As we hope in the Lord, we uphold our responsibility to flee from evils and do goods, and we are given a lasting trust. This trust stays with us even in the midst of temptation. Like genuine hope, real trust is a force from within whereby we are able to resist evil. And notice the cycle here: as we become aware in ourselves of a willingness to submit ourselves to the Lord, even in temptation, He brings us victory and a perception of the security we have in Him. As we apply this perception of truth to our lives, He then inflows into our will with even more power, increasing our trust in Him. Therefore, every time we actually, with conviction, submit ourselves to our trust in the Lord, He comes with more and more power to cast evil out of our minds, to enlighten us, and to fill us with joy.
This trust endures throughout all the trials and tribulations of life on earth. We are taught that “for those who trust in the Divine, all things advance toward a happy state to eternity, and whatever befalls them in time is still conducive” to that eternal state (AC 8478). Such people do not blame the Lord for their temporal woes. They have the greatest confidence that the Lord will, if they let Him, use everything that happens to further their reformation and regeneration. These have genuine trust in the Lord.
Hope and trust in the Lord are not so hard to attain in this life. Actually, mere obedience to the Lord’s laws, the ten commandments, requires trust in the Lord, and implies our hope for salvation through obedience. Beyond this obedience it is our responsibility to come to see that we have hope and trust solely because the Lord’s Divine mercy affects them in us, and because they are the Lord’s to give us (see AC 30). The Divine mercy is applied freely to all, and is always effective for those who abstain from evil. The Lord’s mercy is of His Divine love which is constantly striving to lift us up if we allow Him to. Thus, the Lord grants His mercy not according to the doctrine we know, but according to the doctrine we live, that is, the charity we are practicing.

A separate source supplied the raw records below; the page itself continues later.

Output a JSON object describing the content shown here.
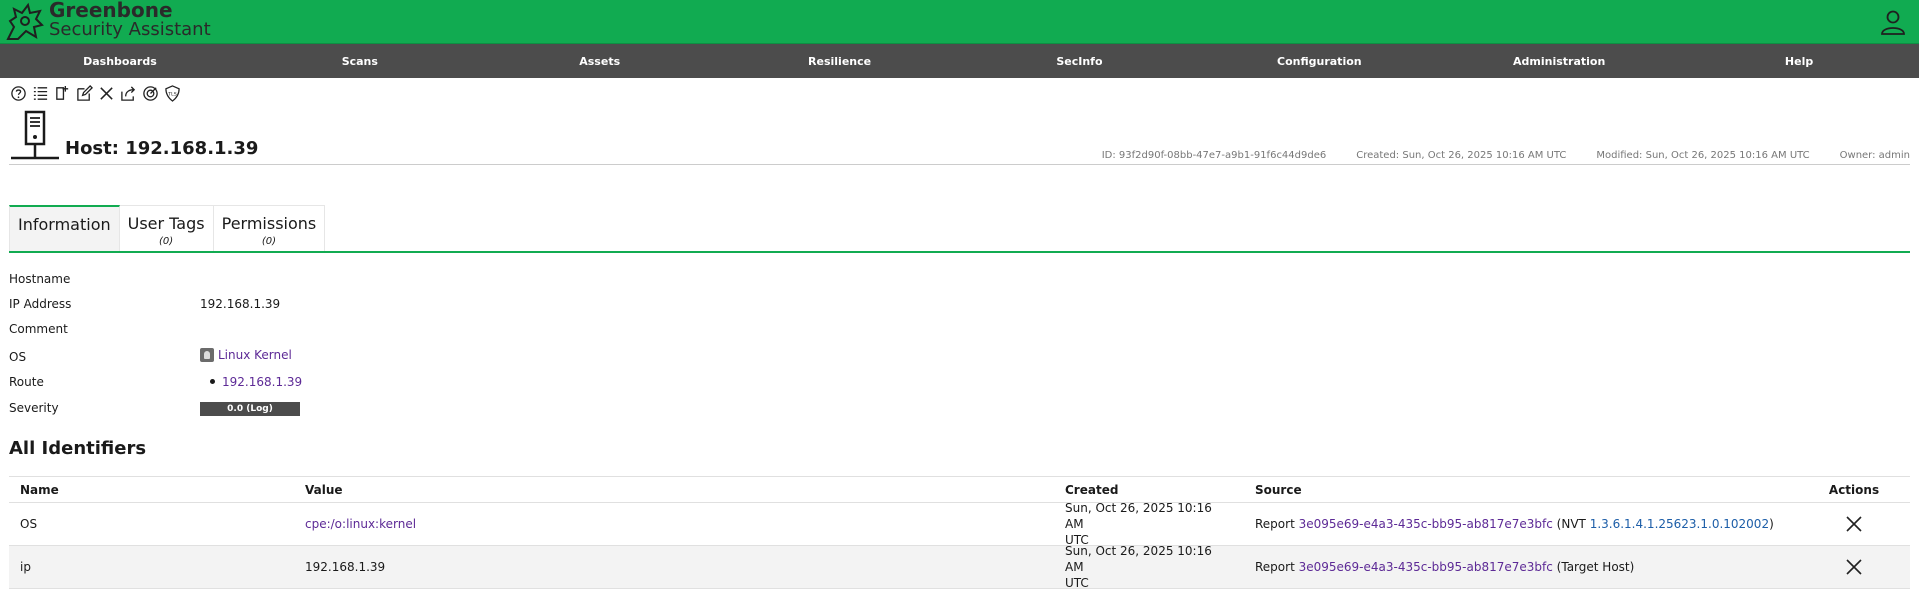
{
  "app": {
    "logo_line1": "Greenbone",
    "logo_line2": "Security Assistant"
  },
  "nav": [
    "Dashboards",
    "Scans",
    "Assets",
    "Resilience",
    "SecInfo",
    "Configuration",
    "Administration",
    "Help"
  ],
  "toolbar": [
    "help-icon",
    "list-icon",
    "new-icon",
    "edit-icon",
    "delete-icon",
    "export-icon",
    "results-icon",
    "tls-certificate-icon"
  ],
  "header": {
    "title": "Host: 192.168.1.39",
    "id": "ID: 93f2d90f-08bb-47e7-a9b1-91f6c44d9de6",
    "created": "Created: Sun, Oct 26, 2025 10:16 AM UTC",
    "modified": "Modified: Sun, Oct 26, 2025 10:16 AM UTC",
    "owner": "Owner: admin"
  },
  "tabs": [
    {
      "label": "Information",
      "count": ""
    },
    {
      "label": "User Tags",
      "count": "(0)"
    },
    {
      "label": "Permissions",
      "count": "(0)"
    }
  ],
  "info": {
    "hostname_label": "Hostname",
    "hostname_value": "",
    "ip_label": "IP Address",
    "ip_value": "192.168.1.39",
    "comment_label": "Comment",
    "comment_value": "",
    "os_label": "OS",
    "os_value": "Linux Kernel",
    "route_label": "Route",
    "route_value": "192.168.1.39",
    "severity_label": "Severity",
    "severity_value": "0.0 (Log)"
  },
  "identifiers": {
    "title": "All Identifiers",
    "columns": {
      "name": "Name",
      "value": "Value",
      "created": "Created",
      "source": "Source",
      "actions": "Actions"
    },
    "rows": [
      {
        "name": "OS",
        "value": "cpe:/o:linux:kernel",
        "created_line1": "Sun, Oct 26, 2025 10:16 AM",
        "created_line2": "UTC",
        "source_prefix": "Report ",
        "source_report": "3e095e69-e4a3-435c-bb95-ab817e7e3bfc",
        "source_mid": " (NVT ",
        "source_nvt": "1.3.6.1.4.1.25623.1.0.102002",
        "source_suffix": ")"
      },
      {
        "name": "ip",
        "value": "192.168.1.39",
        "created_line1": "Sun, Oct 26, 2025 10:16 AM",
        "created_line2": "UTC",
        "source_prefix": "Report ",
        "source_report": "3e095e69-e4a3-435c-bb95-ab817e7e3bfc",
        "source_mid": " (Target Host)",
        "source_nvt": "",
        "source_suffix": ""
      }
    ]
  },
  "colors": {
    "brand_green": "#11ab51",
    "nav_bg": "#4c4c4c",
    "link": "#5d2a96",
    "nvt_link": "#1d5ea8",
    "severity_log": "#4c4c4c"
  }
}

The Word teaches, then, that all real hope and trust are from the Lord, and are given to us from within. If our hope is in our salvation, then whatever we hope for will be granted. If we have trust in the truth we see working in our lives, we will always feel secure. The Lord has made this promise, and desires to give us these gifts. As we respond to His promise with a life of fleeing from evils and doing goods, out of the pure mercy of His Divine love the Lord will grant us eternal happiness. So hope and trust are gifts greatly to be desired.
As it is written in the 27th Psalm:

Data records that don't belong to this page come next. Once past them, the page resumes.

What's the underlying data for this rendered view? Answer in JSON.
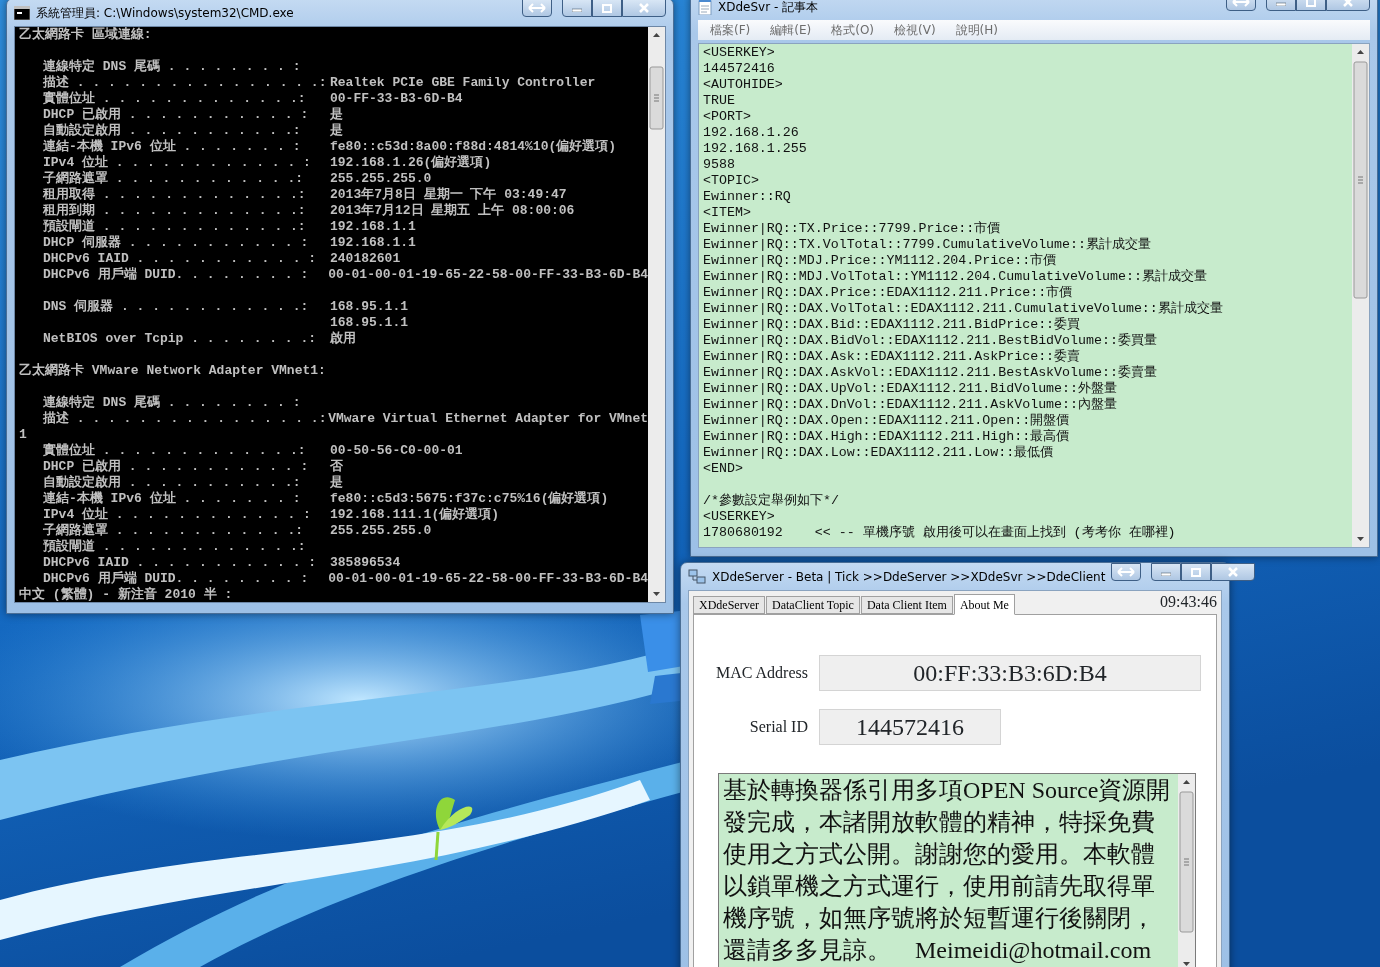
{
  "console_window": {
    "title": "系統管理員: C:\\Windows\\system32\\CMD.exe",
    "adapters": [
      {
        "header": "乙太網路卡 區域連線:",
        "groups": [
          [
            {
              "kind": "field",
              "label": "連線特定 DNS 尾碼 . . . . . . . . :"
            },
            {
              "kind": "field",
              "label": "描述 . . . . . . . . . . . . . . . .:",
              "value": "Realtek PCIe GBE Family Controller"
            },
            {
              "kind": "field",
              "label": "實體位址 . . . . . . . . . . . . .:",
              "value": "00-FF-33-B3-6D-B4"
            },
            {
              "kind": "field",
              "label": "DHCP 已啟用 . . . . . . . . . . . :",
              "value": "是"
            },
            {
              "kind": "field",
              "label": "自動設定啟用 . . . . . . . . . . .:",
              "value": "是"
            },
            {
              "kind": "field",
              "label": "連結-本機 IPv6 位址 . . . . . . . :",
              "value": "fe80::c53d:8a00:f88d:4814%10(偏好選項)"
            },
            {
              "kind": "field",
              "label": "IPv4 位址 . . . . . . . . . . . . :",
              "value": "192.168.1.26(偏好選項)"
            },
            {
              "kind": "field",
              "label": "子網路遮罩 . . . . . . . . . . . .:",
              "value": "255.255.255.0"
            },
            {
              "kind": "field",
              "label": "租用取得 . . . . . . . . . . . . .:",
              "value": "2013年7月8日 星期一 下午 03:49:47"
            },
            {
              "kind": "field",
              "label": "租用到期 . . . . . . . . . . . . .:",
              "value": "2013年7月12日 星期五 上午 08:00:06"
            },
            {
              "kind": "field",
              "label": "預設閘道 . . . . . . . . . . . . .:",
              "value": "192.168.1.1"
            },
            {
              "kind": "field",
              "label": "DHCP 伺服器 . . . . . . . . . . . :",
              "value": "192.168.1.1"
            },
            {
              "kind": "field",
              "label": "DHCPv6 IAID . . . . . . . . . . . :",
              "value": "240182601"
            },
            {
              "kind": "field",
              "label": "DHCPv6 用戶端 DUID. . . . . . . . :",
              "value": "00-01-00-01-19-65-22-58-00-FF-33-B3-6D-B4"
            }
          ],
          [
            {
              "kind": "field",
              "label": "DNS 伺服器 . . . . . . . . . . . .:",
              "value": "168.95.1.1"
            },
            {
              "kind": "continuation",
              "value": "168.95.1.1"
            },
            {
              "kind": "field",
              "label": "NetBIOS over Tcpip . . . . . . . .:",
              "value": "啟用"
            }
          ]
        ]
      },
      {
        "header": "乙太網路卡 VMware Network Adapter VMnet1:",
        "groups": [
          [
            {
              "kind": "field",
              "label": "連線特定 DNS 尾碼 . . . . . . . . :"
            },
            {
              "kind": "field",
              "label": "描述 . . . . . . . . . . . . . . . .:",
              "value": "VMware Virtual Ethernet Adapter for VMnet"
            },
            {
              "kind": "wrap",
              "value": "1"
            },
            {
              "kind": "field",
              "label": "實體位址 . . . . . . . . . . . . .:",
              "value": "00-50-56-C0-00-01"
            },
            {
              "kind": "field",
              "label": "DHCP 已啟用 . . . . . . . . . . . :",
              "value": "否"
            },
            {
              "kind": "field",
              "label": "自動設定啟用 . . . . . . . . . . .:",
              "value": "是"
            },
            {
              "kind": "field",
              "label": "連結-本機 IPv6 位址 . . . . . . . :",
              "value": "fe80::c5d3:5675:f37c:c75%16(偏好選項)"
            },
            {
              "kind": "field",
              "label": "IPv4 位址 . . . . . . . . . . . . :",
              "value": "192.168.111.1(偏好選項)"
            },
            {
              "kind": "field",
              "label": "子網路遮罩 . . . . . . . . . . . .:",
              "value": "255.255.255.0"
            },
            {
              "kind": "field",
              "label": "預設閘道 . . . . . . . . . . . . .:"
            },
            {
              "kind": "field",
              "label": "DHCPv6 IAID . . . . . . . . . . . :",
              "value": "385896534"
            },
            {
              "kind": "field",
              "label": "DHCPv6 用戶端 DUID. . . . . . . . :",
              "value": "00-01-00-01-19-65-22-58-00-FF-33-B3-6D-B4"
            }
          ]
        ]
      }
    ],
    "ime_status": "中文 (繁體) - 新注音 2010 半 :"
  },
  "notepad_window": {
    "title": "XDdeSvr - 記事本",
    "menu": [
      "檔案(F)",
      "編輯(E)",
      "格式(O)",
      "檢視(V)",
      "說明(H)"
    ],
    "blocks": [
      [
        "<USERKEY>",
        "144572416",
        "<AUTOHIDE>",
        "TRUE",
        "<PORT>",
        "192.168.1.26",
        "192.168.1.255",
        "9588",
        "<TOPIC>",
        "Ewinner::RQ",
        "<ITEM>",
        "Ewinner|RQ::TX.Price::7799.Price::市價",
        "Ewinner|RQ::TX.VolTotal::7799.CumulativeVolume::累計成交量",
        "Ewinner|RQ::MDJ.Price::YM1112.204.Price::市價",
        "Ewinner|RQ::MDJ.VolTotal::YM1112.204.CumulativeVolume::累計成交量",
        "Ewinner|RQ::DAX.Price::EDAX1112.211.Price::市價",
        "Ewinner|RQ::DAX.VolTotal::EDAX1112.211.CumulativeVolume::累計成交量",
        "Ewinner|RQ::DAX.Bid::EDAX1112.211.BidPrice::委買",
        "Ewinner|RQ::DAX.BidVol::EDAX1112.211.BestBidVolume::委買量",
        "Ewinner|RQ::DAX.Ask::EDAX1112.211.AskPrice::委賣",
        "Ewinner|RQ::DAX.AskVol::EDAX1112.211.BestAskVolume::委賣量",
        "Ewinner|RQ::DAX.UpVol::EDAX1112.211.BidVolume::外盤量",
        "Ewinner|RQ::DAX.DnVol::EDAX1112.211.AskVolume::內盤量",
        "Ewinner|RQ::DAX.Open::EDAX1112.211.Open::開盤價",
        "Ewinner|RQ::DAX.High::EDAX1112.211.High::最高價",
        "Ewinner|RQ::DAX.Low::EDAX1112.211.Low::最低價",
        "<END>"
      ],
      [
        "/*參數設定舉例如下*/",
        "<USERKEY>",
        "1780680192    << -- 單機序號 啟用後可以在畫面上找到 (考考你 在哪裡)"
      ]
    ]
  },
  "app_window": {
    "title": "XDdeServer - Beta | Tick >>DdeServer >>XDdeSvr >>DdeClient",
    "tabs": [
      {
        "label": "XDdeServer",
        "selected": false
      },
      {
        "label": "DataClient Topic",
        "selected": false
      },
      {
        "label": "Data Client Item",
        "selected": false
      },
      {
        "label": "About Me",
        "selected": true
      }
    ],
    "clock": "09:43:46",
    "fields": [
      {
        "label": "MAC Address",
        "value": "00:FF:33:B3:6D:B4"
      },
      {
        "label": "Serial ID",
        "value": "144572416"
      }
    ],
    "about_text": "基於轉換器係引用多項OPEN Source資源開發完成，本諸開放軟體的精神，特採免費使用之方式公開。謝謝您的愛用。本軟體以鎖單機之方式運行，使用前請先取得單機序號，如無序號將於短暫運行後關閉，還請多多見諒。    Meimeidi@hotmail.com"
  }
}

“Though an army should encamp against me, my heart shall not fear; though war should rise against me, in this will I be confident. One thing I have desired of the Lord, that will I seek: that I may dwell in the house of the Lord all the days of my life, to behold the beauty of the Lord, and to inquire in His temple” (v. 3, 4).